Democracy is For and By the People, Not Buildings
The 2021 legislative session kicked off in spaces and places not like the past. The House Chamber has moved to the Government Center building to allow for social distancing measures, and the Senate moved nearly half of its members up to the gallery to do the same. Committees are meeting, but those who testify are doing so via zoom in a separate room AT the Capitol, usually 2-3 floors away from the committee members. Until at least MLK Jr. Day, the House plans to go into session only on Thursdays. The Senate plans to follow its usual schedule of meetings on Mondays, Tuesdays, and Thursdays. Committees will follow their usual pattern, but the House plans to limit committees to two hours.
A lot has changed for this session. So, what has not? Bills are getting introduced, committees are meeting, and the Hoosier democratic process is moving forward, emphasizing democracy is of, for, and by the people, not the buildings.
Here are updates on top issues from last week.
Employer Liability Protection Bill Moves Forward
The Senate’s employer liability bill, SB1 (authored by Senator Messmer, R-Jasper, the Senate Majority Floor Leader), was heard in the Senate Judiciary Committee. Aspire Johnson County joined nine other chambers of commerce on a letter of support for the bill. The Indy Chamber testified in person on behalf of all the sign-on chambers. The bill was held for amendment (likely to include product liability protection) and vote, which we anticipate will take place this week. The bill provides civil liability protection for employers regarding COVID-19 if the employer has taken proper safety precautions. There is a similar bill in the House, HB 1002, authored by Representative Torr (R-Carmel). Aspire supported this bill, as well.
Work Share: A Hybrid Approach to Unemployment
A Work Share program would allow employers to reduce employee hours in lieu of complete separation and the unemployment insurance program would pick up some or all the lost wages. Aspire identified this as a priority this session because such a program would allow employers to retain talent in tough times, allow employees to retain a job and benefits, and benefit the economy because it preserves economic output and requires less public expenditure.

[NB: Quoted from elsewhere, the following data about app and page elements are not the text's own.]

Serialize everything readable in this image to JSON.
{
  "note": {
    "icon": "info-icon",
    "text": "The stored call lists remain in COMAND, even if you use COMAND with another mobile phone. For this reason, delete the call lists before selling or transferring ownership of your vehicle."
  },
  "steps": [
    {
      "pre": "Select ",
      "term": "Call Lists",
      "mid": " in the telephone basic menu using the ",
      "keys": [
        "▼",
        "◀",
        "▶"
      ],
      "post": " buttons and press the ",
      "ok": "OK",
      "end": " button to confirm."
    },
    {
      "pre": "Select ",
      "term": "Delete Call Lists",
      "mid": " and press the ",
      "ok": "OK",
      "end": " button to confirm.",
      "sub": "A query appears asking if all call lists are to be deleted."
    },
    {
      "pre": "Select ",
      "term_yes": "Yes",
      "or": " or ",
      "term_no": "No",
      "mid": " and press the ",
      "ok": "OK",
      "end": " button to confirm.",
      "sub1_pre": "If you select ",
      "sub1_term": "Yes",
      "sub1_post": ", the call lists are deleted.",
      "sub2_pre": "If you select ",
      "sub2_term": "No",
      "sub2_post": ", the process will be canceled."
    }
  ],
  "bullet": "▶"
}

Three bills were filled to establish a work-sharing unemployment insurance program. SB 44, by Senator Eric Bassler (R-Washington), has been referred to the Senate Committee on Pensions and Labor, but it has not yet been scheduled for a hearing. In the House, Representative Torr has filed HB 1235, and Representative Ryan Hatfield (D-Evansville) has filed HB 1277. Neither of the House bills have been assigned to a committee yet as they were just filed this afternoon. Aspire will advocate for these bills to give Hoosier employers another tool for talent retention.
When the pandemic hit last spring, the issue of broadband coverage became clearer than ever, and Aspire identified expanding broadband as a priority issue this session. Senator Eric Koch (R-Bedford) filed SB 264 urging the legislative council to assign to the interim study committee on energy, utilities, and telecommunications the topic of the installation and leasing of broadband capacity infrastructure by investor-owned electric utilities to broadband service providers for broadband internet service to unserved and underserved areas in Indiana. With such limited funding for existing programs and priorities, we are glad to see a nod from the legislature to keep this issue on the front burner.
As anticipated, multiple pieces of legislation have been introduced by legislators that are frustrated with the unlimited executive authority granted to the Governor, especially during the COVID-19 health pandemic. HB 1123, authored by Representative Lehman (R-Berne), would limit the Governor’s executive powers as they relate to the state of disaster emergencies, requiring the legislature to be in session for renewal after 30 days, or to be called in for a special session. It is important to note that as Majority Floor Leader, Representative Lehman holds the #2 position in the House, so his legislation is more than likely to move. Similar bills have been filed in the Senator. SB 75, authored by Senator Jim Buck (R-Kokomo), provides that any order, rule, or edict of any kind from the executive branch or the judicial branch that invades the constitutional or lawful authority of the legislative branch is null and void until approved by the general assembly. HB 1049, authored by Representative Jeff Thompson (R-Lizton), would give the legislature a mechanism to call itself into a legislative session, as opposed to the power only being given to the Governor.